I'm probably way behind the curve with this as this software has been around for years but I've only just started playing around with it the last few weeks and am feeling very proud of my first creation (synth / multi effects processor). The software is called Pure Data, there is a wikipedia site here which will tell you all the background you need to know regarding it.
It is free to download from the Pure Data site and is supported on Windows, Linux, Mac some OS's I've never heard of and there's even a version that works on PDA's.
Pd is described as "a real-time graphical programming environment for audio, video, and graphical processing".
Unless you are fairly computer literate or a programmer don't expect to get much out of it straight away. The best approach is to download a few simple patches created by others and play around with them for a while to get a feel for the GUI and then explore the examples that can be found in the help browser. Start by building an oscillator [osc~] then adding volume control [*~] and reverb using the freeverb [freeverb~] object. Using pd you can build virtually any sound or effect you can imagine there is even a [moog~] object that emulates a Moog resonance filter.
Pd can also be controlled using external midi devices and firmware can be downloaded which allows you to control pure data with the arduino micro-controller board so potentially you could build a reconfigurable personalized music machine with your computer creating the sounds.
There is also a very good forum called pure data hurleur, this community shares and develops objects and extensions for pd and offers advice and feedback to people getting started.
It is possible to play an instrument through your diy virtual effects processor using the adc object [adc~] if you have a line in on your computer or if you have one of those audio to USB converter thingys.
Cycling 74 the creators of Max/MSP which is a more evolved and expensive version of pure data have a free tool called Soundflower that allows you to connect audio packages together (Like jack but easier to use) so for example you could use Soundflower to record pd using Audacity.
Here you will find a cute little synth to play around with just download and install pd and open the file.
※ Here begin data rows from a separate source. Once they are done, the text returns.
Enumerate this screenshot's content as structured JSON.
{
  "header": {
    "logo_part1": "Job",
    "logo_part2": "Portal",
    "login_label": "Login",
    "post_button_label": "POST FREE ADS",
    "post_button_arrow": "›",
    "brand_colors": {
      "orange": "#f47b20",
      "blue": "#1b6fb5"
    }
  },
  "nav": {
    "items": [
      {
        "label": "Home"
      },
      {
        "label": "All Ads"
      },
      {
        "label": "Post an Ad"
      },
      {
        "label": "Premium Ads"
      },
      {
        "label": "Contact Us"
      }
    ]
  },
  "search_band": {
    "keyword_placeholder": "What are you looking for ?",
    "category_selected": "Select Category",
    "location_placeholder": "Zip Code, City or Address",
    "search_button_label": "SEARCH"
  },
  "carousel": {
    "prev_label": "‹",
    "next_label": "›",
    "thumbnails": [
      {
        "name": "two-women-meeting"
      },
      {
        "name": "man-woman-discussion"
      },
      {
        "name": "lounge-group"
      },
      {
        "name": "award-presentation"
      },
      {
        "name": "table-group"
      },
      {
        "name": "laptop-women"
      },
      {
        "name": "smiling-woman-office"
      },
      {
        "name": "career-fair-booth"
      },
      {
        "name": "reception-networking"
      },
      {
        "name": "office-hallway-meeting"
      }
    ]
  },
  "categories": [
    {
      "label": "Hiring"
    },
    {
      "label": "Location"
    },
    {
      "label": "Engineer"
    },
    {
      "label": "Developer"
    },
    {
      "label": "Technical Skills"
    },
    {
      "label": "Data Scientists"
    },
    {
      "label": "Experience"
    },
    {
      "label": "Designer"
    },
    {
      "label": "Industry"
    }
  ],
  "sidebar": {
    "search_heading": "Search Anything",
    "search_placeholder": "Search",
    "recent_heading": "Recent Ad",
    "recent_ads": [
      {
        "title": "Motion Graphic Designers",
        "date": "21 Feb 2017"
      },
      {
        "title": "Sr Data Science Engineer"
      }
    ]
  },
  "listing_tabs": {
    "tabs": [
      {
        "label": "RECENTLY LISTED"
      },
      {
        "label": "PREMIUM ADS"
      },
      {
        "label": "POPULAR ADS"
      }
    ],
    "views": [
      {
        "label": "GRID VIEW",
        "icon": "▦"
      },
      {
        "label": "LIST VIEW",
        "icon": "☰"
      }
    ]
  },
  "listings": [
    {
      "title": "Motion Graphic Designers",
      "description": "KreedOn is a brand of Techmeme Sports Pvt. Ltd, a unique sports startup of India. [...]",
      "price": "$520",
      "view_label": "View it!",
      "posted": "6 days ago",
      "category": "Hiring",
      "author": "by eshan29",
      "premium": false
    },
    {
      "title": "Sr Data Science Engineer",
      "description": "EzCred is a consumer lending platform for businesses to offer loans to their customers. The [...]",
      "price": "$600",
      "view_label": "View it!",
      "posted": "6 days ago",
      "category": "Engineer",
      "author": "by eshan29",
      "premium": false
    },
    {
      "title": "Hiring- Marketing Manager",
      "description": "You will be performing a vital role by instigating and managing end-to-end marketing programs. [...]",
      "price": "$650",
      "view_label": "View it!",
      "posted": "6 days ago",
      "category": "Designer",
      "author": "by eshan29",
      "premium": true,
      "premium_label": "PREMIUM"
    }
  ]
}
I haven't recorded anything yet but as soon as I do ill post it on this site.
Now if someone could just tell me how to emulate distortion of fuzz that would be great.